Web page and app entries
* * *

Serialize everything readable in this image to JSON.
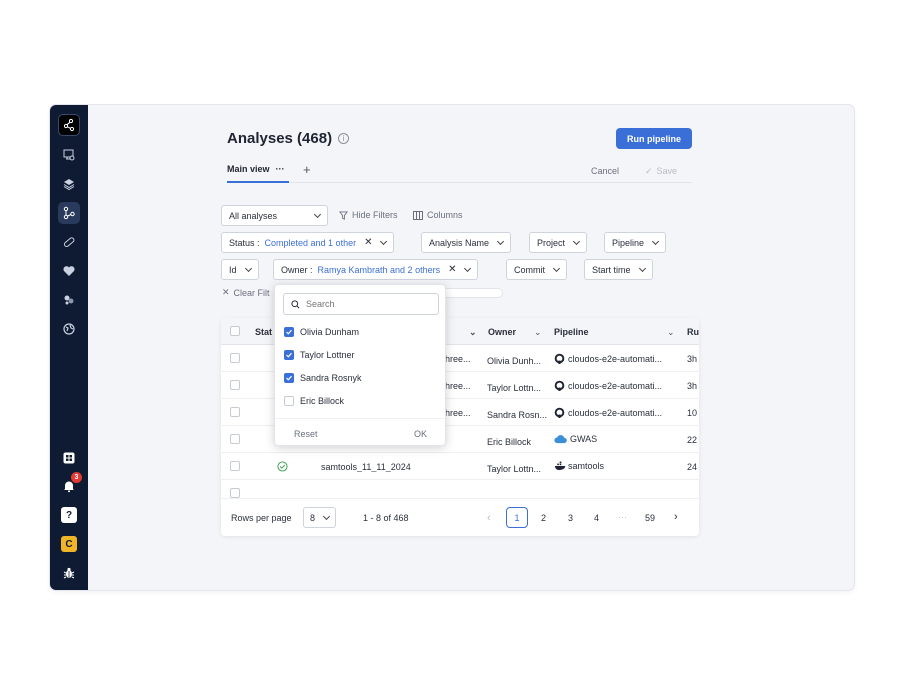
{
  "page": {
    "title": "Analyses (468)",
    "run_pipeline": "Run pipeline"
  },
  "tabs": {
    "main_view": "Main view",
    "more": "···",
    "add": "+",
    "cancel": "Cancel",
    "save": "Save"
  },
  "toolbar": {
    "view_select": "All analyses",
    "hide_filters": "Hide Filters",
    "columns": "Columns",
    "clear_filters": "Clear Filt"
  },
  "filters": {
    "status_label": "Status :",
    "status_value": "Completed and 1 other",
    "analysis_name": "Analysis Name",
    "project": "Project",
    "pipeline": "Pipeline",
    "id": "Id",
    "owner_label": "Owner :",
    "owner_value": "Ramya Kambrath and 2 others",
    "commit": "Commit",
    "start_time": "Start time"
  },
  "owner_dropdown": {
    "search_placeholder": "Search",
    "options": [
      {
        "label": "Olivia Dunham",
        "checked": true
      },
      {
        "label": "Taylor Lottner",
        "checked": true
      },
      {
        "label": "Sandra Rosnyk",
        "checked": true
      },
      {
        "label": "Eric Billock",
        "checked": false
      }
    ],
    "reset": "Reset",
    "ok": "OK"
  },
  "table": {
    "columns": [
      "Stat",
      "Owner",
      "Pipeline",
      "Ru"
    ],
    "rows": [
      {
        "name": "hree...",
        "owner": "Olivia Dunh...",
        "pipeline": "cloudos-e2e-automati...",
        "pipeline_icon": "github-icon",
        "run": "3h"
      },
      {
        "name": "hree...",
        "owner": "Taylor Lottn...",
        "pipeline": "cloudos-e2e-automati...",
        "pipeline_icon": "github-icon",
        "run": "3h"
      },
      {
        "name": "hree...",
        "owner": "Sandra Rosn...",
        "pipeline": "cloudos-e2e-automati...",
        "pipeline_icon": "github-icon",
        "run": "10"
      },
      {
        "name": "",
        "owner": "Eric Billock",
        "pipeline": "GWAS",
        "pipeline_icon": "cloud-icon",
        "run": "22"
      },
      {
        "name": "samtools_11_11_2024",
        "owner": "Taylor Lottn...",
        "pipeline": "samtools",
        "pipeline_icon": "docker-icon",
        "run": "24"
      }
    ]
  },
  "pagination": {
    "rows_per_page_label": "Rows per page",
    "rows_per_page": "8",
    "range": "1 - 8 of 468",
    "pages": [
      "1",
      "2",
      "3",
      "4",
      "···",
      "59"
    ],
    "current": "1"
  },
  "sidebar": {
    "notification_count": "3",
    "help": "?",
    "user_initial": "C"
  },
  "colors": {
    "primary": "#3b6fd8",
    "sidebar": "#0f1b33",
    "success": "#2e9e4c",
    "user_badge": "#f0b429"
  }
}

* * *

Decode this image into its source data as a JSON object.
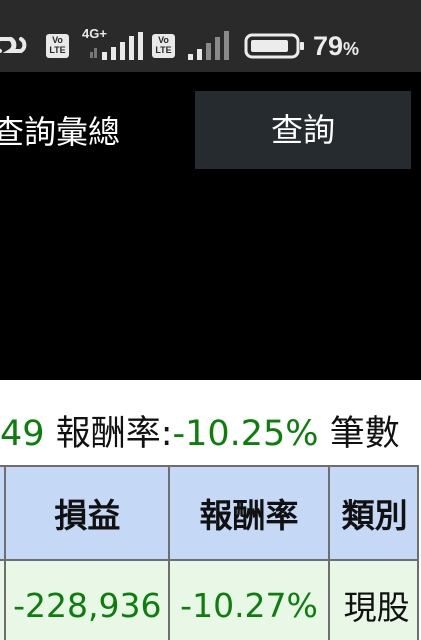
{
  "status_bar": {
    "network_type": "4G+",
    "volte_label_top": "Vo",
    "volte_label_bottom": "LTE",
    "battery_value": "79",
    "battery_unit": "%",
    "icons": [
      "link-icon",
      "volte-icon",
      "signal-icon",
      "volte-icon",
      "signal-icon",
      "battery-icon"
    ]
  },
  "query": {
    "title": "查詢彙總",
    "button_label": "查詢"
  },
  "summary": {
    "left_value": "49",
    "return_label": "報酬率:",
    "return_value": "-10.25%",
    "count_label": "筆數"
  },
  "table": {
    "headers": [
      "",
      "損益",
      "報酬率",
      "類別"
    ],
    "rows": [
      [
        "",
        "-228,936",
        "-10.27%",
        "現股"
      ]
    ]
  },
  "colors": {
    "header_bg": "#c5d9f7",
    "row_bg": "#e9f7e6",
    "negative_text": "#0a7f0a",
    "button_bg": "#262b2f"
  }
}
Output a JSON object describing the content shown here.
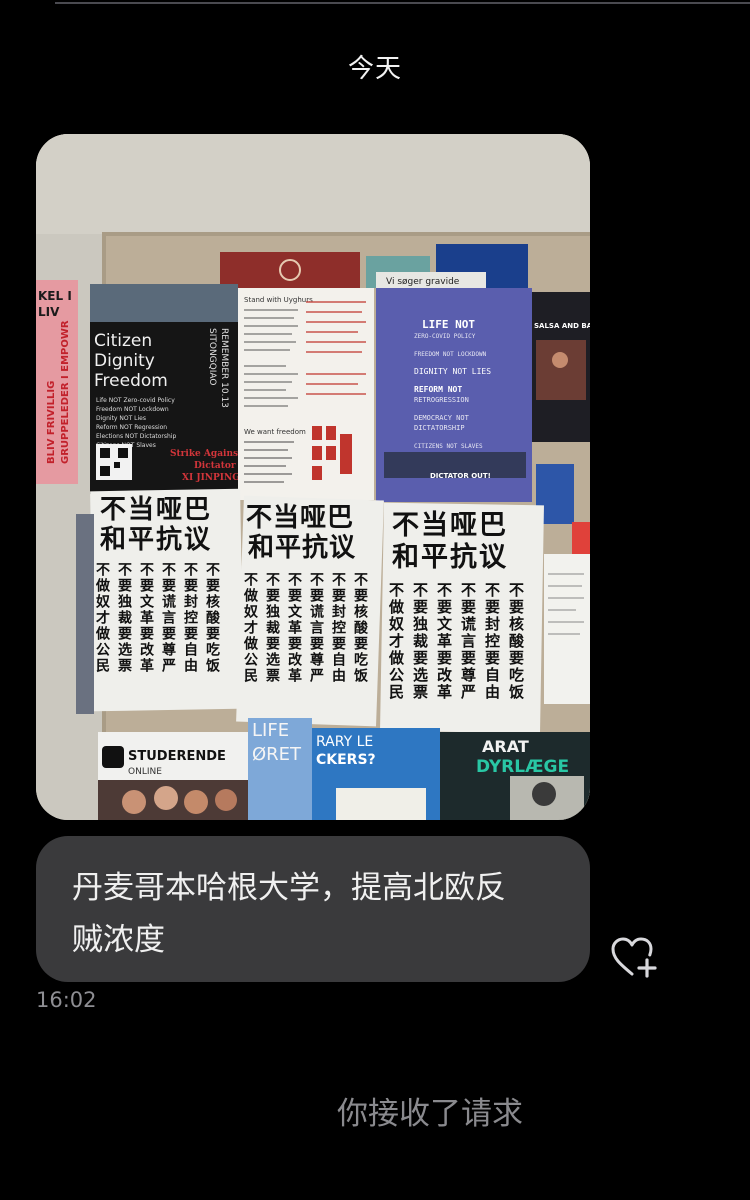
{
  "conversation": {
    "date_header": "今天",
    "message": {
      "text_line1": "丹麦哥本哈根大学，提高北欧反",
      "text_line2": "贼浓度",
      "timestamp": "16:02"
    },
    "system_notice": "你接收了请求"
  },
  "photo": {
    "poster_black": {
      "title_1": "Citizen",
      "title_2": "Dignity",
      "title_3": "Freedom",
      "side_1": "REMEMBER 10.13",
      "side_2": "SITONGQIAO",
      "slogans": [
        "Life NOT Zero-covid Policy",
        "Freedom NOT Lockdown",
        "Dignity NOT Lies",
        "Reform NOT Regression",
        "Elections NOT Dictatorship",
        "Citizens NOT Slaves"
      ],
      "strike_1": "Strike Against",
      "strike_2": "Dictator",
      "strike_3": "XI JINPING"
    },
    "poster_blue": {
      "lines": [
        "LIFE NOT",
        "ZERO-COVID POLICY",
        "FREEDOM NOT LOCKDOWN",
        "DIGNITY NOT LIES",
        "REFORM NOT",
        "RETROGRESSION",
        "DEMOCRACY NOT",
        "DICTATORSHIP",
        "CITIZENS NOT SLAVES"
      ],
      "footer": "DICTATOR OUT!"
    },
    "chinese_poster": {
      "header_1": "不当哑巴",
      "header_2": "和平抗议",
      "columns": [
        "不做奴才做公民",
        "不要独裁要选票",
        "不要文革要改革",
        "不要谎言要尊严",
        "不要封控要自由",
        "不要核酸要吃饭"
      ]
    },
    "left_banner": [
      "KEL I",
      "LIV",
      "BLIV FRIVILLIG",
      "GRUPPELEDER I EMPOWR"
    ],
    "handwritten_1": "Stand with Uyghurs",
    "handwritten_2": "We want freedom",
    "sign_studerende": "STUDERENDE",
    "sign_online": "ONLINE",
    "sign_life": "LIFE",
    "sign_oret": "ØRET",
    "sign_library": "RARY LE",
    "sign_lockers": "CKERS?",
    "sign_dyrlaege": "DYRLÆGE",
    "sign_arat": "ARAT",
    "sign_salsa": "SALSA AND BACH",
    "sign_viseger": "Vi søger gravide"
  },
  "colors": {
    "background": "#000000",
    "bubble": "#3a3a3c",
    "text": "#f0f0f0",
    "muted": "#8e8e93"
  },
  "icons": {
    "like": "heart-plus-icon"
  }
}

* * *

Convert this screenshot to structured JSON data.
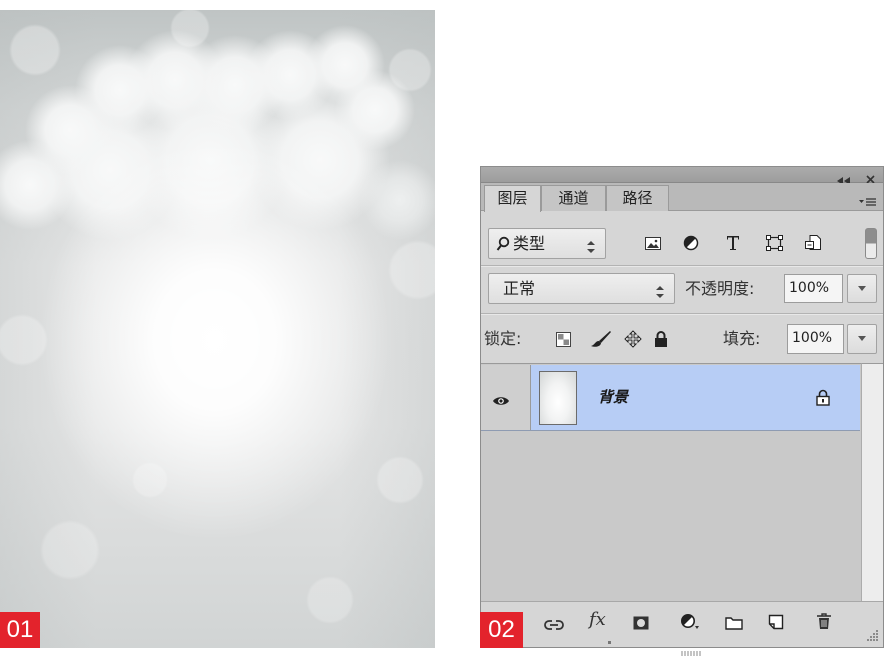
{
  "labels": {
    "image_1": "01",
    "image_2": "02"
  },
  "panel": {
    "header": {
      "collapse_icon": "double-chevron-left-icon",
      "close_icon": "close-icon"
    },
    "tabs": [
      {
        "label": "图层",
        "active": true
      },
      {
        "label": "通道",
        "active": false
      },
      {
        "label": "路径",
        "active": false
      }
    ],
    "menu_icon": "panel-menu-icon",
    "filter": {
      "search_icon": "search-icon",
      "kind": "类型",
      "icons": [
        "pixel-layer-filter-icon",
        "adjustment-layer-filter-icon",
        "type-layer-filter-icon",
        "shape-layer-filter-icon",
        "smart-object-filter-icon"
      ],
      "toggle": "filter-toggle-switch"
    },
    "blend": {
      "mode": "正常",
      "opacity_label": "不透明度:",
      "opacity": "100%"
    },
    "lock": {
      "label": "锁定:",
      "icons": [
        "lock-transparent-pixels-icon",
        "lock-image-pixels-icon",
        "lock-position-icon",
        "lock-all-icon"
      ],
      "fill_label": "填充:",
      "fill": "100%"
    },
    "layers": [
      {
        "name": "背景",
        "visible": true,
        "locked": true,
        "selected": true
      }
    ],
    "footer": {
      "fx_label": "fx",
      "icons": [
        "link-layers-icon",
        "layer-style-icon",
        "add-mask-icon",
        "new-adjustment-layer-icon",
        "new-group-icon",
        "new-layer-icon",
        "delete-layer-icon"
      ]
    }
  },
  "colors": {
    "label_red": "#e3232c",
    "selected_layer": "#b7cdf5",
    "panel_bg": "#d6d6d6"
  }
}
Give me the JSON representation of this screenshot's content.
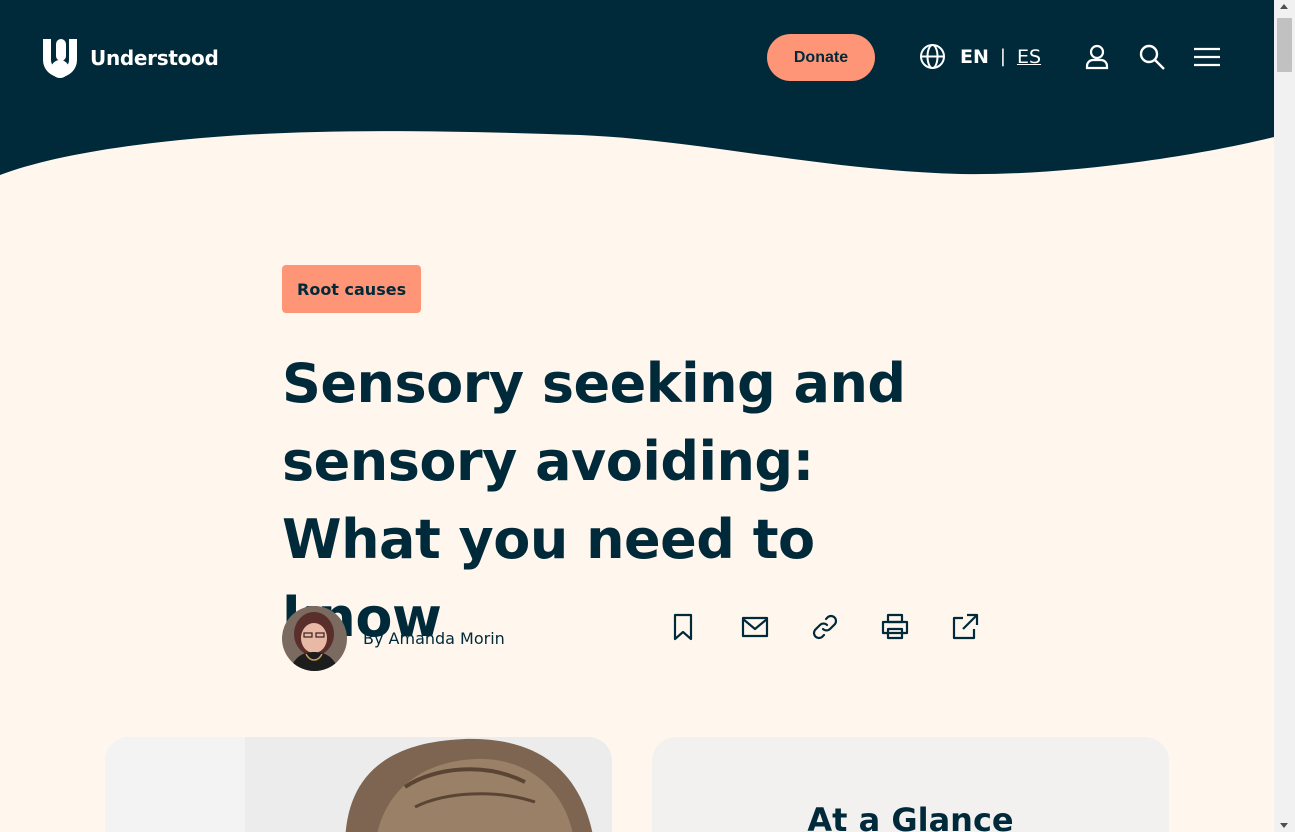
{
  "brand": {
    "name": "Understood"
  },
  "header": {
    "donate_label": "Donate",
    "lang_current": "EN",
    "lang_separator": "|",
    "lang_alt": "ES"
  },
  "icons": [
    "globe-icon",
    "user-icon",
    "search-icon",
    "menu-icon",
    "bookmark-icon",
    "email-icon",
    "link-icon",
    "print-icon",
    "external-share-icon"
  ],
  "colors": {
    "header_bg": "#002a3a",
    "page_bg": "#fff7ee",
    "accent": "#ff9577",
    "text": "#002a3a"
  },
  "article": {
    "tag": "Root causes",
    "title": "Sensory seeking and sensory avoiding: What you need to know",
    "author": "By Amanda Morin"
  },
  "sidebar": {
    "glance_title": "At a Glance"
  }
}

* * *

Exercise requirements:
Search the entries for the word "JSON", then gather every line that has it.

Answer to this task:
Serialize everything readable in this image to JSON.
Decode this image into its source data as a JSON object.
Output a JSON object describing the content shown here.
Convert this screenshot to structured JSON data.
Give me the JSON representation of this screenshot's content.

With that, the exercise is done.